Although part of me wonders if this will only make the transition worse in the long run. Seeing friends, only for them to disappear again. It's something I'll have to chance though, because seeing the joy on Miss S's face when she sees a familiar face, is something I cannot wait to see. 

Weird - The One to Avoid:

I know this particular feeling comes from paranoia. 

For those that know me, this might be a bit of a shock, but I hate meeting new people. 

Not new people who are friends of friends, that's totally fine, the more the merrier. A room full of people I don't know... where I'm expected to mix and mingle and get in with the small talk, gulp. 

It's makes my palms sweat, which is really not a good start. 

At these playgroups, my kids are off playing, and I'm feeling like the really weird one that no one really wants to speak to. 

I'm hoping that it's more in my head, than what people are actually thinking, but you can never be sure. 

I know it takes time to make real friends, but I really really wish I didn't have to. I was happy with my quota of friends, I wasn't in any rush to add to the number. But as they are all (almost all) still in Dubai, I suppose I'll have to put myself out there and go on the hunt for mummy pals. 

Emotional - Like a Pregnant Person Gone Wrong:

I never actually cried during pregnancy.

I wasn't one of those women who well up at the adverts on the TV. In fact, I spent most of my pregnancy feeling like I was cold as ice, because nothing made me cry. 

Now, I could give the first trimester hormone rush a good run for it's money. 

I'm literally crying at the drop of a hat. Songs I haven't heard for ages make me cry - Lena Marlin "I'm sitting down here" I'm looking at you. 
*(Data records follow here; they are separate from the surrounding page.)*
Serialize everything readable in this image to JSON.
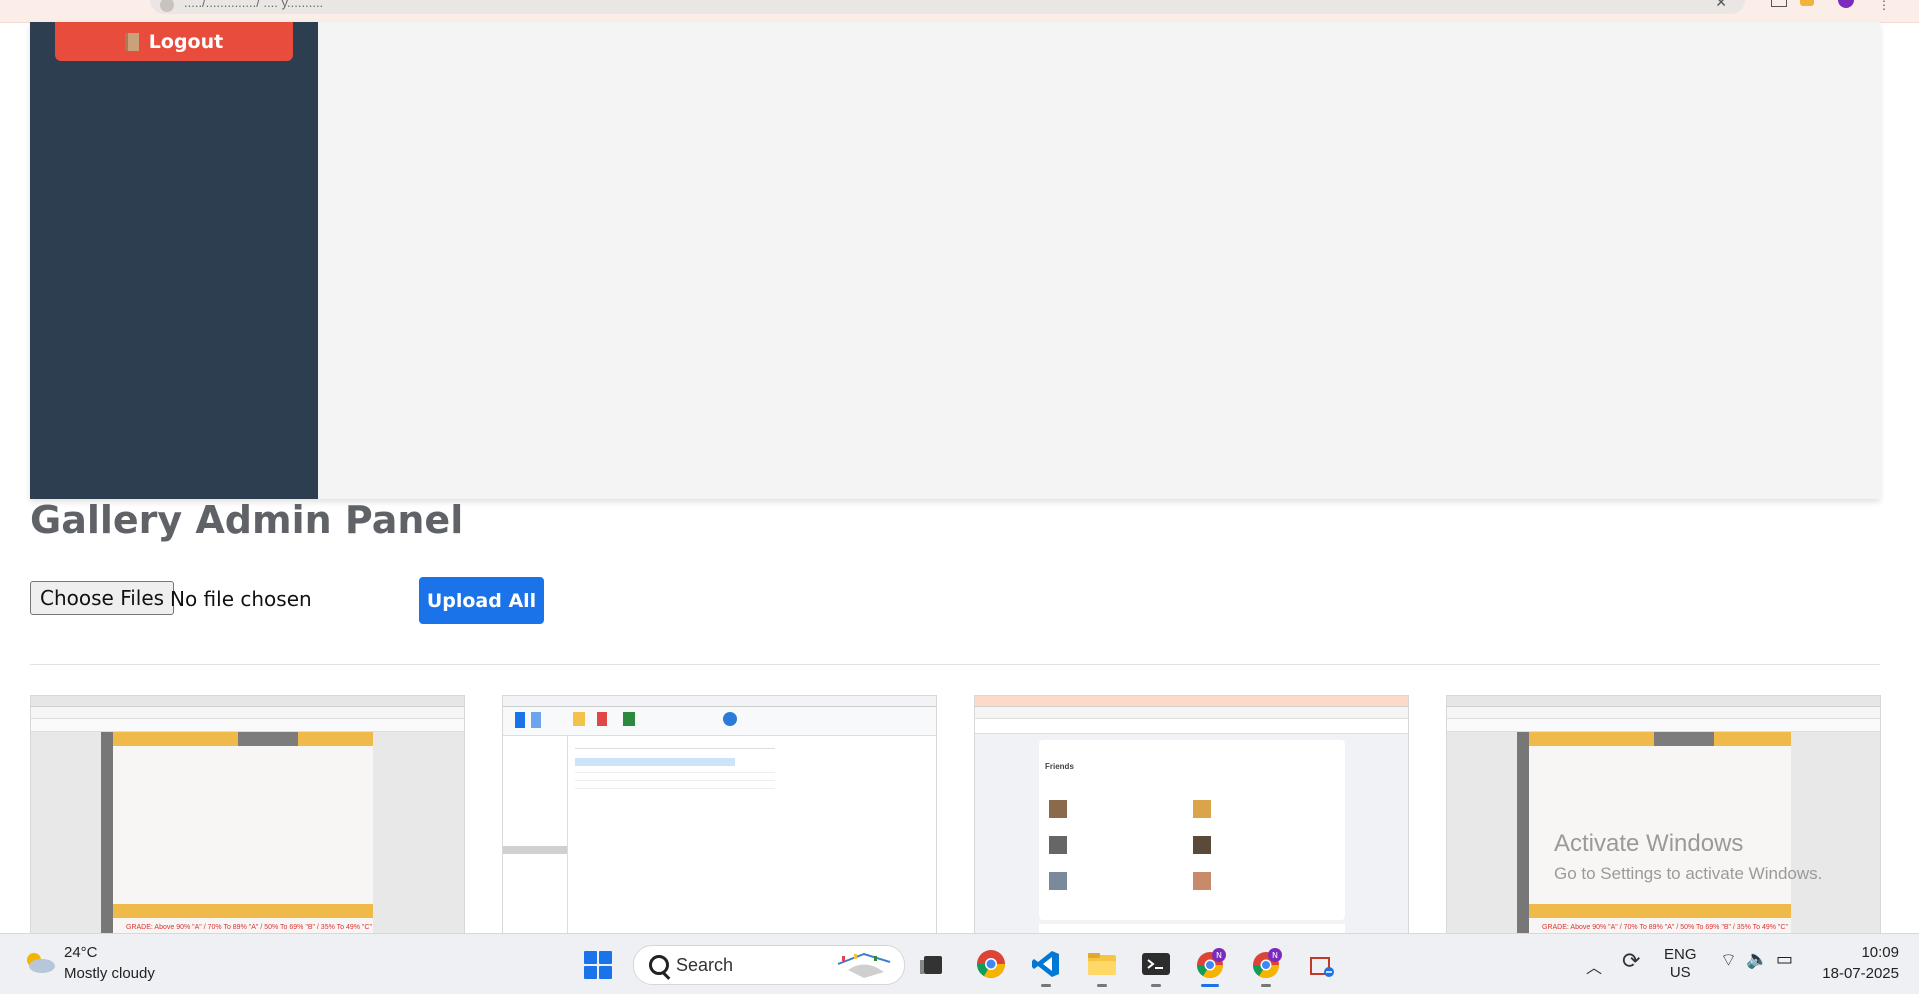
{
  "browser": {
    "address_text": "...../............../ .... y..........",
    "accent": "#7b2cbf"
  },
  "sidebar": {
    "logout_label": "Logout",
    "logout_icon": "door-icon",
    "bg_color": "#2c3e50",
    "logout_color": "#e74c3c"
  },
  "main": {
    "title": "Gallery Admin Panel",
    "choose_files_label": "Choose Files",
    "file_status": "No file chosen",
    "upload_label": "Upload All",
    "upload_color": "#1a73e8"
  },
  "gallery": {
    "thumbnails": [
      {
        "caption": "GRADE: Above 90% \"A\" / 70% To 89% \"A\" / 50% To 69% \"B\" / 35% To 49% \"C\""
      },
      {
        "caption": ""
      },
      {
        "caption": "Friends"
      },
      {
        "caption": "GRADE: Above 90% \"A\" / 70% To 89% \"A\" / 50% To 69% \"B\" / 35% To 49% \"C\""
      }
    ]
  },
  "watermark": {
    "title": "Activate Windows",
    "subtitle": "Go to Settings to activate Windows."
  },
  "taskbar": {
    "weather_temp": "24°C",
    "weather_condition": "Mostly cloudy",
    "search_label": "Search",
    "lang_line1": "ENG",
    "lang_line2": "US",
    "time": "10:09",
    "date": "18-07-2025",
    "apps": [
      "start-icon",
      "search-icon",
      "task-view-icon",
      "chrome-icon",
      "vscode-icon",
      "file-explorer-icon",
      "terminal-icon",
      "chrome-profile-icon",
      "chrome-profile-icon",
      "snipping-tool-icon"
    ]
  }
}
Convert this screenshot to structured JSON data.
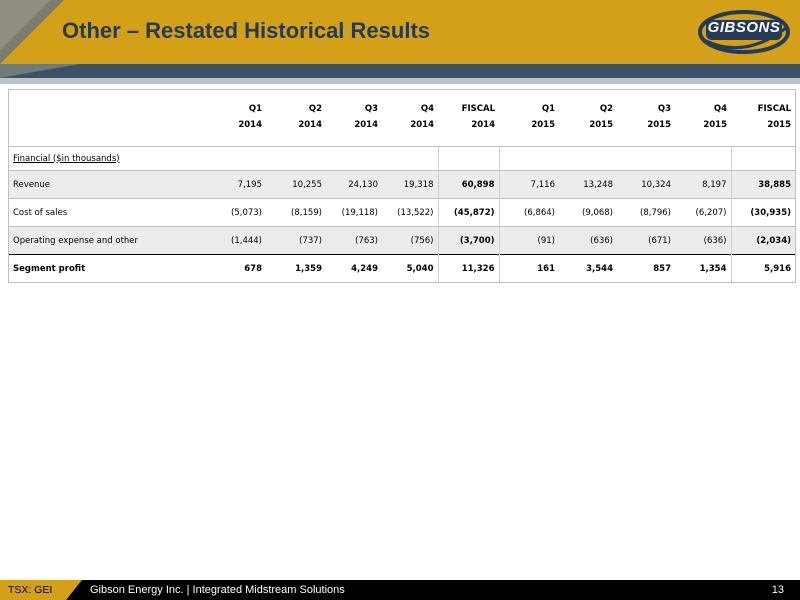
{
  "header": {
    "title": "Other – Restated Historical Results",
    "logo_text": "GIBSONS"
  },
  "table": {
    "columns": [
      {
        "q": "Q1",
        "year": "2014"
      },
      {
        "q": "Q2",
        "year": "2014"
      },
      {
        "q": "Q3",
        "year": "2014"
      },
      {
        "q": "Q4",
        "year": "2014"
      },
      {
        "q": "FISCAL",
        "year": "2014"
      },
      {
        "q": "Q1",
        "year": "2015"
      },
      {
        "q": "Q2",
        "year": "2015"
      },
      {
        "q": "Q3",
        "year": "2015"
      },
      {
        "q": "Q4",
        "year": "2015"
      },
      {
        "q": "FISCAL",
        "year": "2015"
      }
    ],
    "section_label": "Financial ($in thousands)",
    "rows": [
      {
        "label": "Revenue",
        "values": [
          "7,195",
          "10,255",
          "24,130",
          "19,318",
          "60,898",
          "7,116",
          "13,248",
          "10,324",
          "8,197",
          "38,885"
        ]
      },
      {
        "label": "Cost of sales",
        "values": [
          "(5,073)",
          "(8,159)",
          "(19,118)",
          "(13,522)",
          "(45,872)",
          "(6,864)",
          "(9,068)",
          "(8,796)",
          "(6,207)",
          "(30,935)"
        ]
      },
      {
        "label": "Operating expense and other",
        "values": [
          "(1,444)",
          "(737)",
          "(763)",
          "(756)",
          "(3,700)",
          "(91)",
          "(636)",
          "(671)",
          "(636)",
          "(2,034)"
        ]
      },
      {
        "label": "Segment profit",
        "values": [
          "678",
          "1,359",
          "4,249",
          "5,040",
          "11,326",
          "161",
          "3,544",
          "857",
          "1,354",
          "5,916"
        ]
      }
    ]
  },
  "footer": {
    "ticker": "TSX: GEI",
    "company": "Gibson Energy Inc.  |  Integrated Midstream Solutions",
    "page_number": "13"
  },
  "colors": {
    "gold": "#d4a017",
    "navy_title": "#243a56",
    "dark_bar": "#3c5068"
  }
}
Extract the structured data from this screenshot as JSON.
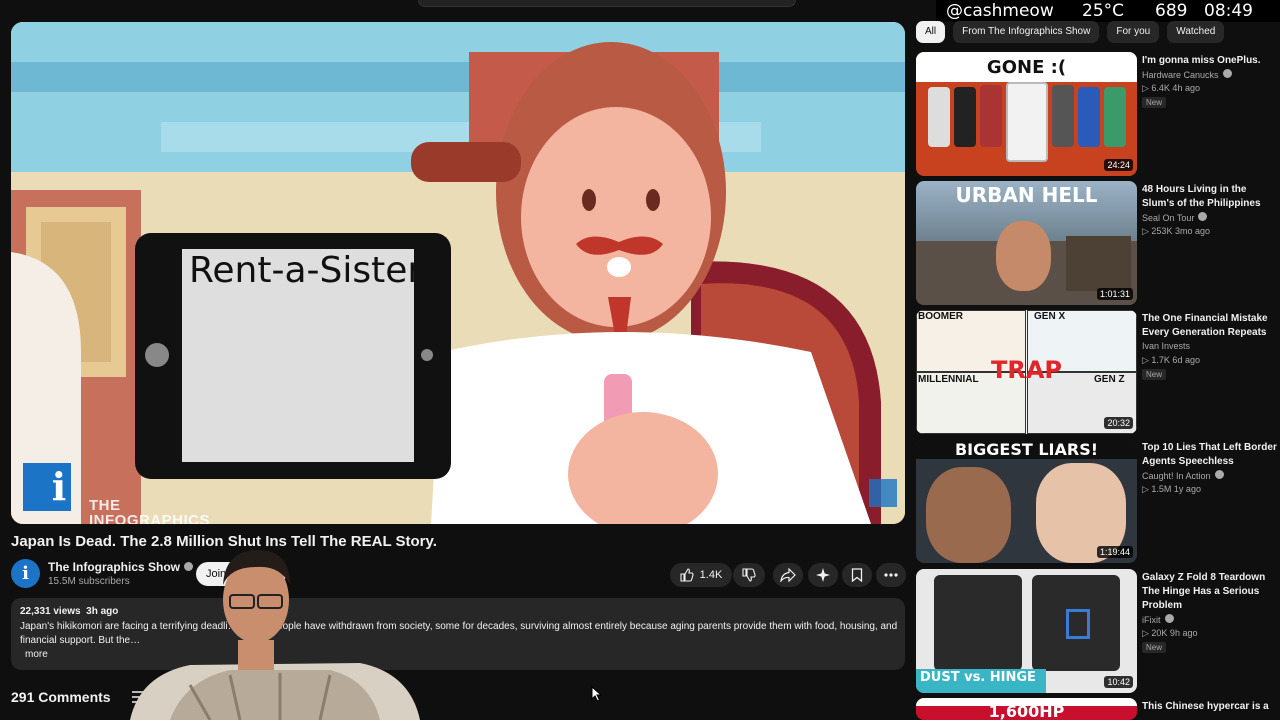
{
  "overlay": {
    "handle": "@cashmeow",
    "temperature": "25°C",
    "counter": "689",
    "time": "08:49"
  },
  "video": {
    "title": "Japan Is Dead. The 2.8 Million Shut Ins Tell The REAL Story.",
    "frame_sign_text": "Rent-a-Sister",
    "watermark": "THE\nINFOGRAPHICS\nSHOW",
    "watermark_letter": "i"
  },
  "channel": {
    "avatar_letter": "i",
    "name": "The Infographics Show",
    "subscribers": "15.5M subscribers",
    "join_label": "Join"
  },
  "actions": {
    "like_count": "1.4K"
  },
  "description": {
    "meta": "22,331 views  3h ago",
    "text": "Japan's hikikomori are facing a terrifying deadli… million people have withdrawn from society, some for decades, surviving almost entirely because aging parents provide them with food, housing, and financial support. But the…",
    "more_label": "more"
  },
  "comments": {
    "count_label": "291 Comments"
  },
  "sidebar": {
    "chips": [
      "All",
      "From The Infographics Show",
      "For you",
      "Watched"
    ],
    "active_chip": "All",
    "recommendations": [
      {
        "title": "I'm gonna miss OnePlus.",
        "channel": "Hardware Canucks",
        "stats": "▷ 6.4K  4h ago",
        "badge": "New",
        "duration": "24:24",
        "thumb_text": "GONE :("
      },
      {
        "title": "48 Hours Living in the Slum's of the Philippines",
        "channel": "Seal On Tour",
        "stats": "▷ 253K  3mo ago",
        "badge": "",
        "duration": "1:01:31",
        "thumb_text": "URBAN HELL"
      },
      {
        "title": "The One Financial Mistake Every Generation Repeats",
        "channel": "Ivan Invests",
        "stats": "▷ 1.7K  6d ago",
        "badge": "New",
        "duration": "20:32",
        "thumb_text": "TRAP",
        "thumb_labels": [
          "BOOMER",
          "GEN X",
          "MILLENNIAL",
          "GEN Z"
        ]
      },
      {
        "title": "Top 10 Lies That Left Border Agents Speechless",
        "channel": "Caught! In Action",
        "stats": "▷ 1.5M  1y ago",
        "badge": "",
        "duration": "1:19:44",
        "thumb_text": "BIGGEST LIARS!"
      },
      {
        "title": "Galaxy Z Fold 8 Teardown The Hinge Has a Serious Problem",
        "channel": "iFixit",
        "stats": "▷ 20K  9h ago",
        "badge": "New",
        "duration": "10:42",
        "thumb_text": "DUST vs. HINGE"
      },
      {
        "title": "This Chinese hypercar is a",
        "channel": "",
        "stats": "",
        "badge": "",
        "duration": "",
        "thumb_text": "1,600HP"
      }
    ]
  }
}
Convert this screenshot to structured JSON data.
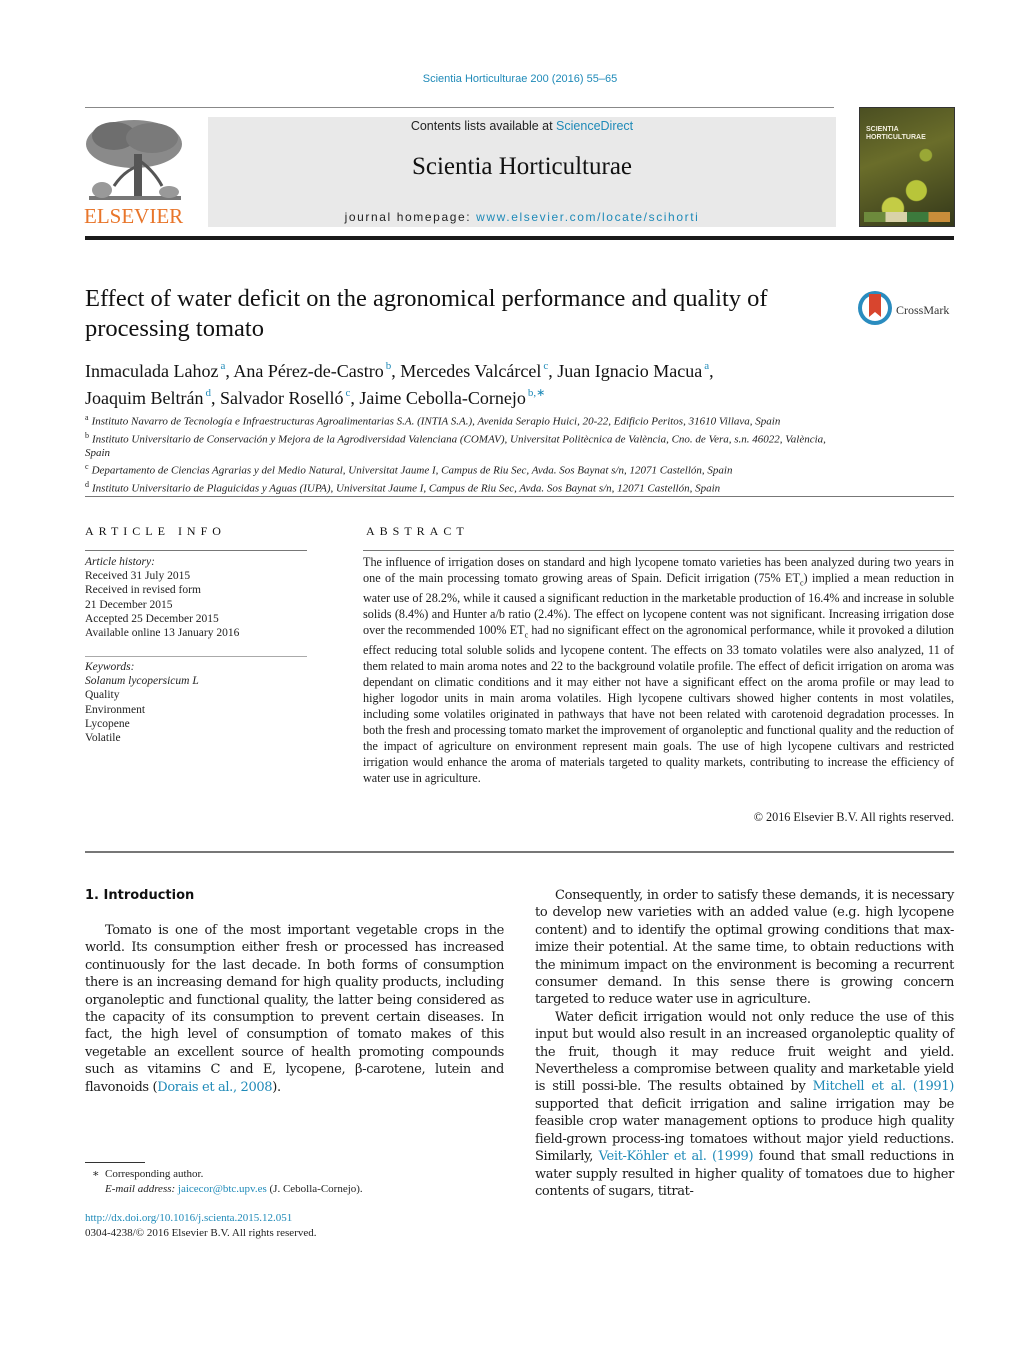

Random busker in the street singing "Somehow here again" from Phantom had tears leaking from my eyes without my permission. Seeing old photographs of friends in Dubai makes me practically go into meltdown. 

It's not pretty, and I don't know how to stop it. I don't even have the excuse of actually being pregnant! How ironic. 

Sick - As a Dog: 

No, I am definitely not pregnant. I have three negative pregnancy tests to prove it. 

That's how seriously sick I feel. It's like the first trimester of pregnancy all over again. Which is something I never want to repeat, especially when NOT pregnant. 

I thought it was the stress of moving continents, but four weeks after being in one place, still sick. 

I thought it was the over consuming of the wine, but I've stopped drinking, still sick. 

I thought it was because I stuffed my face with gluten, cut it out, still sick. 

I thought it was because I'd managed to get pregnant, three negative pregnancy tests, still sick. 

Seriously, whatever my body and my mind are doing, which is causing me to feel like I'm heavily back into the morning sickness, it has to stop, and soon. 

I'm in a place now where I'm feeling a little more relaxed, and a little more settled. We are about to move into a rental house, while we wait for our new home purchase to work through, and we won't need to move again until we move into our actual, hopefully forever, home. 

I thought at this point, with all the major things overcome, that I'd feel better, but I don't. 

Seven weeks and counting, can we just give up with the nausea please? 

Sorry to be the bearer of bad news, because none of the above is positive. Repatriating IS hard work. It's a huge change, and it's made much, much harder with toddlers to carry through it. 

I'm writing it down, because it all felt alien to me, I didn't expect it. Not expecting it meant that I have found it harder to deal with it. So if this helps one person work through the repatriation process, my work here is done.